Last summer I spent most of my free time going on road trips and hiking adventures in Canada’s backyard. Little did I know that it took a toll on my body and I ended up using crutches for about a month. It was quite painful and frustrating that even simple tasks became a lot harder to do.

Then I ran out of coffee...

I couldn’t drive and taking transit was definitely not an option. The nearest grocery store didn’t have the beans I wanted so this was when the idea of Spout came to fruition.

Challenge

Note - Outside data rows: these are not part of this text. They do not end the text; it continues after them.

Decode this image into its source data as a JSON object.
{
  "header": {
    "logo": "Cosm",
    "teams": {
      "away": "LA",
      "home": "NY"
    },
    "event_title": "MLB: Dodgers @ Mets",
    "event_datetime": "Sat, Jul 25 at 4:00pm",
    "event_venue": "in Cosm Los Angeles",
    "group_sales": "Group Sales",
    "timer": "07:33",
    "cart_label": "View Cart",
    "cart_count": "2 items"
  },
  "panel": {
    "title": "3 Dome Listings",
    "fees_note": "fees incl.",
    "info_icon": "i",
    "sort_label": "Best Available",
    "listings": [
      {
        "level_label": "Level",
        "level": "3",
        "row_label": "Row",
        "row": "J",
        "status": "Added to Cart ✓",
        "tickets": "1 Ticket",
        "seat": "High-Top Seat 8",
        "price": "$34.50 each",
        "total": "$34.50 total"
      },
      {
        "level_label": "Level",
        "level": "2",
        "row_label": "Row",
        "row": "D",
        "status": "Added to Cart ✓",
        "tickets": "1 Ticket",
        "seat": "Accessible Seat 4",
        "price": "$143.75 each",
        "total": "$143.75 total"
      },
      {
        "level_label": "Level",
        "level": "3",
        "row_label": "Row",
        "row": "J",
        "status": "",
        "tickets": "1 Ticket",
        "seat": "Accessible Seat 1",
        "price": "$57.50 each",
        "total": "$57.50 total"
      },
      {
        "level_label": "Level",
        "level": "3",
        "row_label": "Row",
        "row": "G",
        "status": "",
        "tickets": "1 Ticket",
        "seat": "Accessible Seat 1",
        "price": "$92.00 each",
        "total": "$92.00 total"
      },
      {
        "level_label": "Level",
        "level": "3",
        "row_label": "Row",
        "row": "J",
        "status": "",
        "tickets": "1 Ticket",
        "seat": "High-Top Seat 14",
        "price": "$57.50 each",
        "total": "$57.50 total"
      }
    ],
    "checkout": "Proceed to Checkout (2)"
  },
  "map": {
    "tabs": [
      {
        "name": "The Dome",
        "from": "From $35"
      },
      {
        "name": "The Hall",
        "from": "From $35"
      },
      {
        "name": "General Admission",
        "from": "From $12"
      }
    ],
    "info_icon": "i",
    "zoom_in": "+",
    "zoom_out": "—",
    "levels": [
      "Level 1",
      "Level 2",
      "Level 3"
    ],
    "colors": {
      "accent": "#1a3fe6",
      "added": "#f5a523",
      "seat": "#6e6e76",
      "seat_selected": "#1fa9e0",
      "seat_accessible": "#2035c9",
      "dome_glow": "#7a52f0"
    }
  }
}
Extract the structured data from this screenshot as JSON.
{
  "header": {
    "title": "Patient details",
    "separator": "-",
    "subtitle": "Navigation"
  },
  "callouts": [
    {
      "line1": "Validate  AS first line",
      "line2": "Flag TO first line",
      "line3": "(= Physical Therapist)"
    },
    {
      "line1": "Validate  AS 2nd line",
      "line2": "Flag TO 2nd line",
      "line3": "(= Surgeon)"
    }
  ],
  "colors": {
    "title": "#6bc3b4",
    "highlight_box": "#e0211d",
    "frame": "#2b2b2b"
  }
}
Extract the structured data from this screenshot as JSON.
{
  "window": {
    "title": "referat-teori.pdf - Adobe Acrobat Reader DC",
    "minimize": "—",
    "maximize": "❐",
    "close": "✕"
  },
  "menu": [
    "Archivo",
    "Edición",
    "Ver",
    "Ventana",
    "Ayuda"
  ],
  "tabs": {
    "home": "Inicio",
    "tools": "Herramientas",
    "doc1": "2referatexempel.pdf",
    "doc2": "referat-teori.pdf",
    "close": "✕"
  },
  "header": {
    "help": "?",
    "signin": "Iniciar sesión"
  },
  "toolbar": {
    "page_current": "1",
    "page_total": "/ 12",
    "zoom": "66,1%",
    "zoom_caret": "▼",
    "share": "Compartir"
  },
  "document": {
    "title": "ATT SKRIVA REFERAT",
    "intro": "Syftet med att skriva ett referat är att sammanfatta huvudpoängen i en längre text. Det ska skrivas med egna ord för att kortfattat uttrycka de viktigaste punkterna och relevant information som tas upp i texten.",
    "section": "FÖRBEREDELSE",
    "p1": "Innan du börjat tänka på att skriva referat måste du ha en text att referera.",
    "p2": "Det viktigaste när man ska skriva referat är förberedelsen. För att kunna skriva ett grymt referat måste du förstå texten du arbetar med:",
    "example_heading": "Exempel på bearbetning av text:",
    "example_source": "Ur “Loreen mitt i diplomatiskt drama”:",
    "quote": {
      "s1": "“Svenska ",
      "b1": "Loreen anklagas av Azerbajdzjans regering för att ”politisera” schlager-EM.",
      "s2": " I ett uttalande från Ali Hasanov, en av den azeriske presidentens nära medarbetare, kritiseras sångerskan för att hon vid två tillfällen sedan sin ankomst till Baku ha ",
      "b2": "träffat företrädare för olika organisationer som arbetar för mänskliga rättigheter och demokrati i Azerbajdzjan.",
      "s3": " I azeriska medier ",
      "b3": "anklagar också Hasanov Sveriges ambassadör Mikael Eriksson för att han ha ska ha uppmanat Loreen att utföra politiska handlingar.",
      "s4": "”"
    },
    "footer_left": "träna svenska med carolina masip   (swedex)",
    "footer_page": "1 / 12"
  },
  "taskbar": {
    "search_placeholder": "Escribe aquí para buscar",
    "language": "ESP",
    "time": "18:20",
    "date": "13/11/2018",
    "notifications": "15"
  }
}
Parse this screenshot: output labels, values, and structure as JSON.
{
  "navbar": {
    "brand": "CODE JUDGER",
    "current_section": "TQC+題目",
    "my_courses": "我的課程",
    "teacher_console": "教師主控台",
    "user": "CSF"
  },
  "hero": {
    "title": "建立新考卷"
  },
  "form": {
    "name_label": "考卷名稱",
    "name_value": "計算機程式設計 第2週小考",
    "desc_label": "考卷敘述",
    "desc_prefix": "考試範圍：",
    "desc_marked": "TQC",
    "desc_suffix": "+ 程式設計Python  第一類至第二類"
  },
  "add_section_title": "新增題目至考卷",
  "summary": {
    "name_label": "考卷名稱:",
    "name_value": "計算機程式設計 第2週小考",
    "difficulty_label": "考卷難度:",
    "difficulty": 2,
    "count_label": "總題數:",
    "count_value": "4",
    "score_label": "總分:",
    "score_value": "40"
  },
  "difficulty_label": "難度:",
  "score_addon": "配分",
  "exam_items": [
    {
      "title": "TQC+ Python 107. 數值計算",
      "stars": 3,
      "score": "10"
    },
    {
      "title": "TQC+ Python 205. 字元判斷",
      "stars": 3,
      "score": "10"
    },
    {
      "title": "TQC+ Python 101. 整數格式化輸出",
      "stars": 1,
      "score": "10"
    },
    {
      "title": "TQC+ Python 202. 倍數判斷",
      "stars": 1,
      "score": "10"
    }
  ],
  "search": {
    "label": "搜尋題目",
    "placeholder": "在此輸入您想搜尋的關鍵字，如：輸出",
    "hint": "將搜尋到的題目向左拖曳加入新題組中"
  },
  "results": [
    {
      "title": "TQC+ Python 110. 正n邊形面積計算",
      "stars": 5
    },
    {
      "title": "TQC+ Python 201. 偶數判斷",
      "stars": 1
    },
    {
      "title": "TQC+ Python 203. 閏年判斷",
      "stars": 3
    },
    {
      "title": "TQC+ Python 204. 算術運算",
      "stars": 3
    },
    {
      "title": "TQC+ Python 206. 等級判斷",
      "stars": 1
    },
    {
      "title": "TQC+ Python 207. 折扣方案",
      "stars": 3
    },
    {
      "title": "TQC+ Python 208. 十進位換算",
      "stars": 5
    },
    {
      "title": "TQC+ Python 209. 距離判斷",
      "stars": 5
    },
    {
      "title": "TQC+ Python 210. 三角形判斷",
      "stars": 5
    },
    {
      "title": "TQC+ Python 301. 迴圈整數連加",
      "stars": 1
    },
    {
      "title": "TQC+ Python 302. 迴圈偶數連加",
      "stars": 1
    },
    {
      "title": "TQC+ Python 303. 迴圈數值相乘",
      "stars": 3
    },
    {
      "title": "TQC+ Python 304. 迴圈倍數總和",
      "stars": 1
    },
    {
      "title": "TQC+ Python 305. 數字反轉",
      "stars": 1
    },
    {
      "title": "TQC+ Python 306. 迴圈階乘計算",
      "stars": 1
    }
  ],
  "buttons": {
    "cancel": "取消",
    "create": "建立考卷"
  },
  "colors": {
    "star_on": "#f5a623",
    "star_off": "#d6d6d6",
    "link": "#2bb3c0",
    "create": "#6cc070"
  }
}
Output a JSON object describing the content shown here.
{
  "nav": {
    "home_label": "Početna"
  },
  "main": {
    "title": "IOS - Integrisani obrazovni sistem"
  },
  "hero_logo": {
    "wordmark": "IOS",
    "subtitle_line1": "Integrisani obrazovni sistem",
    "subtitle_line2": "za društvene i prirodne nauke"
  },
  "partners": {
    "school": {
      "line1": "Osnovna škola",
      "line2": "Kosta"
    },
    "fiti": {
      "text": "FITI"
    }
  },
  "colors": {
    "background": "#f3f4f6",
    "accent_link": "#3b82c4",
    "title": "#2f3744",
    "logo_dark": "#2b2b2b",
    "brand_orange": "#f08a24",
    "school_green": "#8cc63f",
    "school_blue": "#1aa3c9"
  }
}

Vancouver’s coffee culture has seen a recent shift with the introduction of Third Wave. This sparked new coffee boutiques and artisan flavours that elevated everyone’s taste for higher quality coffee. These local coffee brands sell their beans through their cafes and only a handful offer online purchase. To enjoy the variety of flavours at home means the customer has to drive across the city to buy their beans.

Solution

Form a partnership with local coffee brands to promote and sell their beans online.

Before I built the Shopify powered website and stocked up on bags of coffee beans, I conducted countless of user interviews to get a better picture of my target market. The questions were simple:

  1. Do you make coffee at home?
  2. If not, where do you buy coffee?
  3. When do you usually drink coffee?
  4. What coffee brands do you drink?
  5. How much money do you spend on coffee?

This data informed Spout's user persona whom I used as a guide when designing the brand and website.

My initial goal was to launch the service as early as possible while using lean business principle and UX processes. The brand was established within a week. I spent most of my time designing the logo using only pencil and paper and Google Docs for typography, voice and tone. The week after that I continued building the document which eventually became a low fidelity style guide for the website.

Spout typography drafted in Google Docs

Spout typography drafted in Google Docs

There are several famous e-commerce platforms for small sized businesses so I had to conduct a competitive analysis. Shopify came out on top given the variety of templates it offers plus its integration with other third party services. From then on it was just a matter of picking the right template and tweaking it to match the brand.

Outcome

  1. Concept to delivery within a month – GetSpout.ca
  2. Tested knowledge of Lean UX principles
  3. Deeper understanding of the coffee industry in Vancouver
  4. Learned how to start a small online business

 

Current Situation

Establishing the brand and getting the website up were only a third of the battle. I needed to get more products on the website and unfortunately I wasn't affiliated with any of the local coffee brands so I had to find my initial connection, which I did through Timbertrain Coffee.

Currently, I only have two products from the same brand. I need more variety before going to market so the website quickly became a proof of concept when reaching out to other coffee vendors. So far it has received a lot of positive feedback and now I have to continue creating new business relationships to get more products before I start driving traffic to the site.

I’ve been busy at work and also started teaching recently so I’ve slowed down my progress with Spout. 😞